They're absolutely influenced by external things - especially environmental events and science. I also get a lot of inspiration which definitely flows through into the designs from activists and climate strikes, and often jot down quotes from speeches to use in my work. The piece I'm currently working on features a quote I read at an Extinction Rebellion march back in 2019.
Do you have a favourite part of the printmaking process? What brings you the most joy?
I have never met a printmaker whose favourite part isn't carving the lino. I'm with the crowd on this one - it's SO satisfying! And almost meditative.
How do you print? Do you have access to a studio or are you a home printmaker?
Very much a home printmaker, using my bedroom and kitchen table as a makeshift home studio (much to my housemates delight). I have a wonderful homemade printing press which prints up to A4, although I'm preferring larger designs at the mo, so use a good old wooden spoon and some elbow grease for most of my printing.
Every day feels like a school day when you're a printmaker and failure is not talked about too much online.. what would you say is the most challenging part of printmaking?
This is a big topic and one I'm passionate about. Having not had access to a shared studio space, or really spoken to any other printmakers in real life, I do find it hard and often very frustrating when things don't work because I'm using the materials wrong. Or don't know how long a type of ink will take to dry. Or how to clean oil based ink off of a brayer (still working on this one). Basically I think the most challenging part is that there are so many variables which can make a print go 'wrong', but appreciating that the trial and error is necessary to get better is important.
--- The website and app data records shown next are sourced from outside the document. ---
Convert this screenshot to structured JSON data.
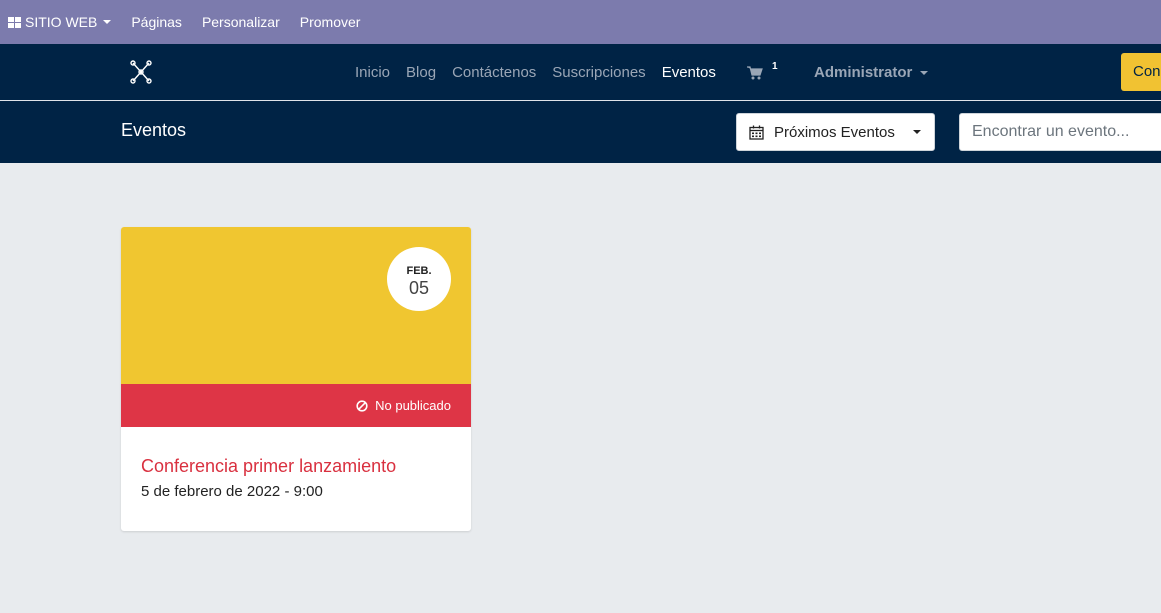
{
  "admin_bar": {
    "apps_label": "SITIO WEB",
    "menu": [
      "Páginas",
      "Personalizar",
      "Promover"
    ]
  },
  "navbar": {
    "links": [
      "Inicio",
      "Blog",
      "Contáctenos",
      "Suscripciones",
      "Eventos"
    ],
    "active_link": "Eventos",
    "cart_count": "1",
    "user_name": "Administrator",
    "cta_label": "Con"
  },
  "subheader": {
    "title": "Eventos",
    "filter_label": "Próximos Eventos",
    "search_placeholder": "Encontrar un evento..."
  },
  "events": [
    {
      "month": "FEB.",
      "day": "05",
      "status": "No publicado",
      "title": "Conferencia primer lanzamiento",
      "datetime": "5 de febrero de 2022 - 9:00"
    }
  ],
  "colors": {
    "admin_bar": "#7c7bad",
    "navbar": "#002345",
    "cover": "#f0c630",
    "unpublished": "#de3546",
    "event_title": "#d9303f",
    "cta": "#f1c232"
  }
}
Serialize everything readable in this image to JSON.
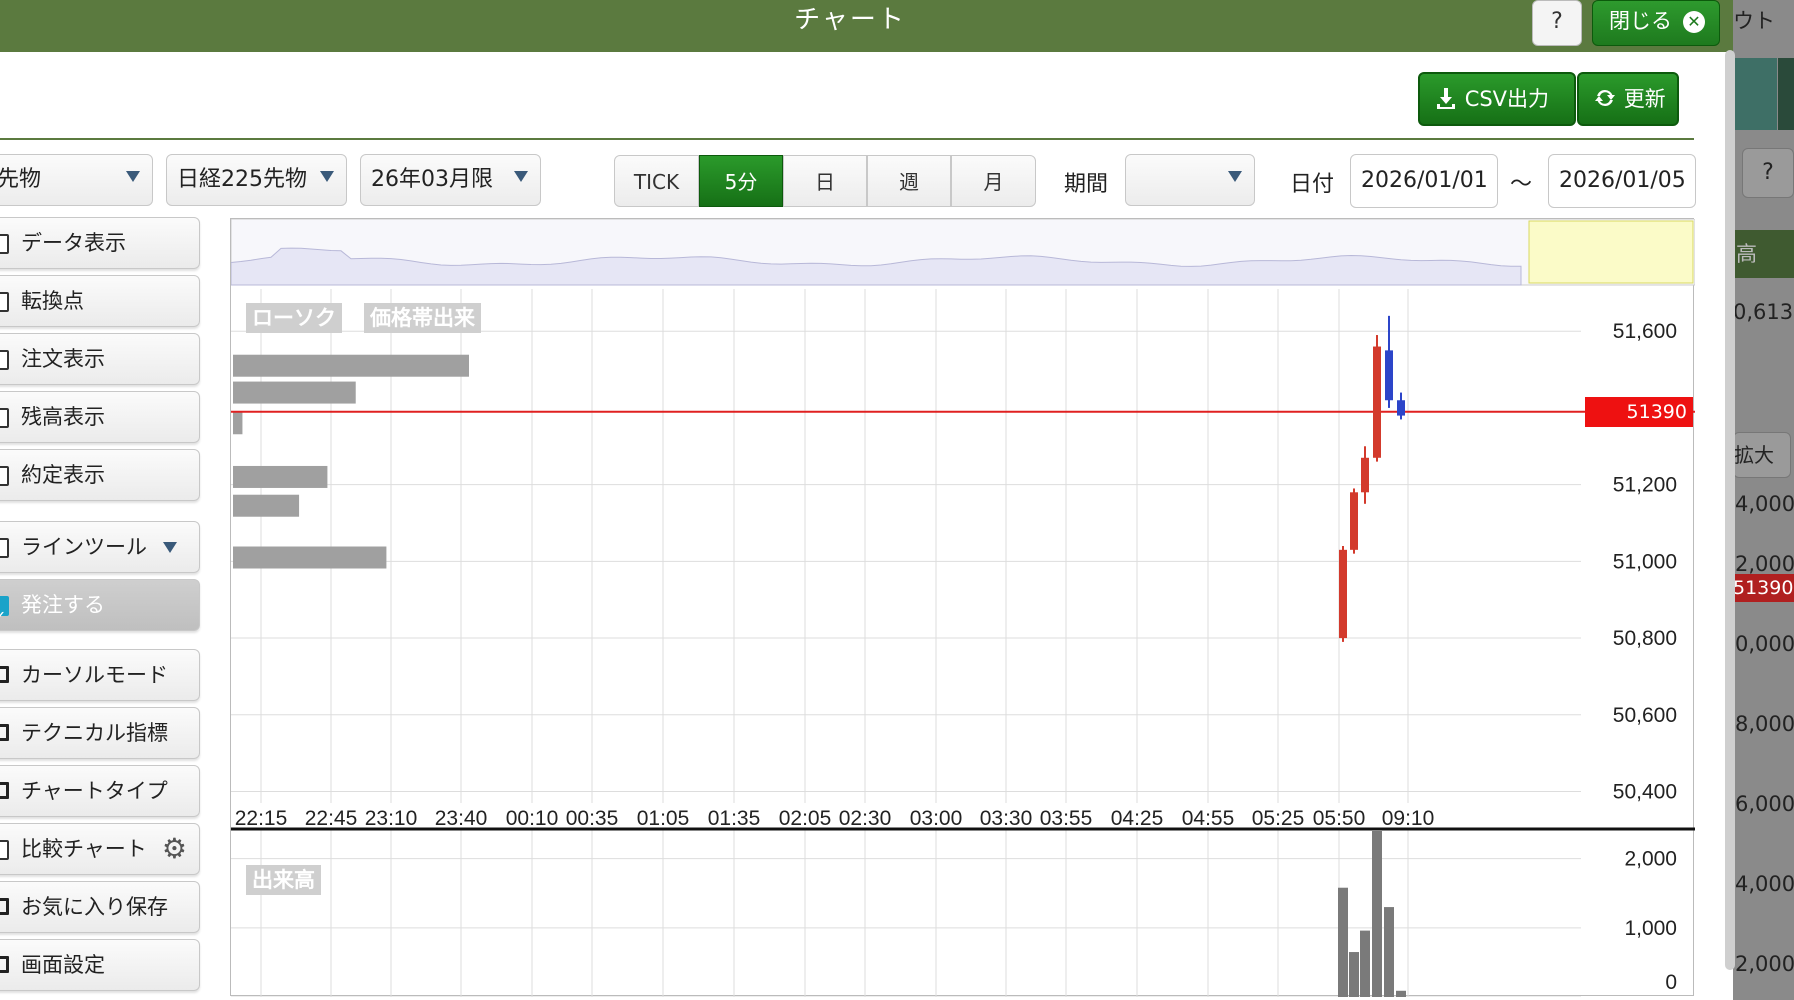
{
  "header": {
    "title": "チャート",
    "help_label": "?",
    "close_label": "閉じる",
    "logout_fragment": "ウト"
  },
  "toolbar": {
    "csv_label": "CSV出力",
    "refresh_label": "更新"
  },
  "selectors": {
    "category": "先物",
    "instrument": "日経225先物",
    "contract": "26年03月限",
    "period_label": "期間",
    "period_value": "",
    "date_label": "日付",
    "date_from": "2026/01/01",
    "date_sep": "～",
    "date_to": "2026/01/05"
  },
  "timeframes": [
    {
      "label": "TICK",
      "active": false
    },
    {
      "label": "5分",
      "active": true
    },
    {
      "label": "日",
      "active": false
    },
    {
      "label": "週",
      "active": false
    },
    {
      "label": "月",
      "active": false
    }
  ],
  "sidebar": {
    "items": [
      {
        "label": "データ表示",
        "icon": "checkbox",
        "checked": false
      },
      {
        "label": "転換点",
        "icon": "checkbox",
        "checked": false
      },
      {
        "label": "注文表示",
        "icon": "checkbox",
        "checked": false
      },
      {
        "label": "残高表示",
        "icon": "checkbox",
        "checked": false
      },
      {
        "label": "約定表示",
        "icon": "checkbox",
        "checked": false
      },
      {
        "label": "ラインツール",
        "icon": "checkbox",
        "checked": false,
        "dropdown": true
      },
      {
        "label": "発注する",
        "icon": "checkbox",
        "checked": true
      },
      {
        "label": "カーソルモード",
        "icon": "monitor-icon"
      },
      {
        "label": "テクニカル指標",
        "icon": "monitor-icon"
      },
      {
        "label": "チャートタイプ",
        "icon": "monitor-icon"
      },
      {
        "label": "比較チャート",
        "icon": "checkbox",
        "checked": false,
        "gear": true
      },
      {
        "label": "お気に入り保存",
        "icon": "monitor-icon"
      },
      {
        "label": "画面設定",
        "icon": "monitor-icon"
      }
    ]
  },
  "chart": {
    "main_tag": "ローソク",
    "volume_profile_tag": "価格帯出来",
    "volume_tag": "出来高",
    "current_price": "51390",
    "colors": {
      "up": "#d33a2c",
      "down": "#2c45c9",
      "price_line": "#e02020",
      "volume": "#7a7a7a"
    }
  },
  "right_panel": {
    "help_label": "?",
    "texts": [
      "高",
      "0,613",
      "拡大",
      "4,000",
      "2,000",
      "51390",
      "0,000",
      "8,000",
      "6,000",
      "4,000",
      "2,000"
    ]
  },
  "chart_data": {
    "type": "candlestick",
    "x_ticks": [
      "22:15",
      "22:45",
      "23:10",
      "23:40",
      "00:10",
      "00:35",
      "01:05",
      "01:35",
      "02:05",
      "02:30",
      "03:00",
      "03:30",
      "03:55",
      "04:25",
      "04:55",
      "05:25",
      "05:50",
      "09:10"
    ],
    "y_ticks": [
      51600,
      51200,
      51000,
      50800,
      50600,
      50400
    ],
    "ylim": [
      50370,
      51710
    ],
    "candles": [
      {
        "open": 50800,
        "close": 51030,
        "high": 51040,
        "low": 50790
      },
      {
        "open": 51030,
        "close": 51180,
        "high": 51190,
        "low": 51020
      },
      {
        "open": 51180,
        "close": 51270,
        "high": 51300,
        "low": 51150
      },
      {
        "open": 51270,
        "close": 51560,
        "high": 51590,
        "low": 51260
      },
      {
        "open": 51550,
        "close": 51420,
        "high": 51640,
        "low": 51400
      },
      {
        "open": 51420,
        "close": 51380,
        "high": 51440,
        "low": 51370
      }
    ],
    "price_line": 51390,
    "volume_ticks": [
      2000,
      1000,
      0
    ],
    "volume_ylim": [
      0,
      2400
    ],
    "volumes": [
      1580,
      650,
      960,
      2400,
      1300,
      90
    ],
    "volume_profile": [
      {
        "price": 51510,
        "value": 1.0
      },
      {
        "price": 51440,
        "value": 0.52
      },
      {
        "price": 51360,
        "value": 0.04
      },
      {
        "price": 51220,
        "value": 0.4
      },
      {
        "price": 51145,
        "value": 0.28
      },
      {
        "price": 51010,
        "value": 0.65
      }
    ]
  }
}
Where can people find out more about you and your prints?
Over on Instagram @gaia_prints, or Etsy @GaiaLinoprints, and in a select few zero waste shops dotted around the UK.
What is your favourite print (of your own)?
My A2 Antarctic design - it took so many hours and means a lot to me.
Music/podcasts when you're creating or silence?
Gosh - absolutely not silence! Who are those people? I love podcasts - especially Off Menu and ReWilding.
Printing press or by hand?
By hand. If anyone fancies gifting me an etching press though...
If you could meet any artist (alive or dead), who would it be?
Zaria Forman - she makes incredibly realistic drawings of glaciers using pastels.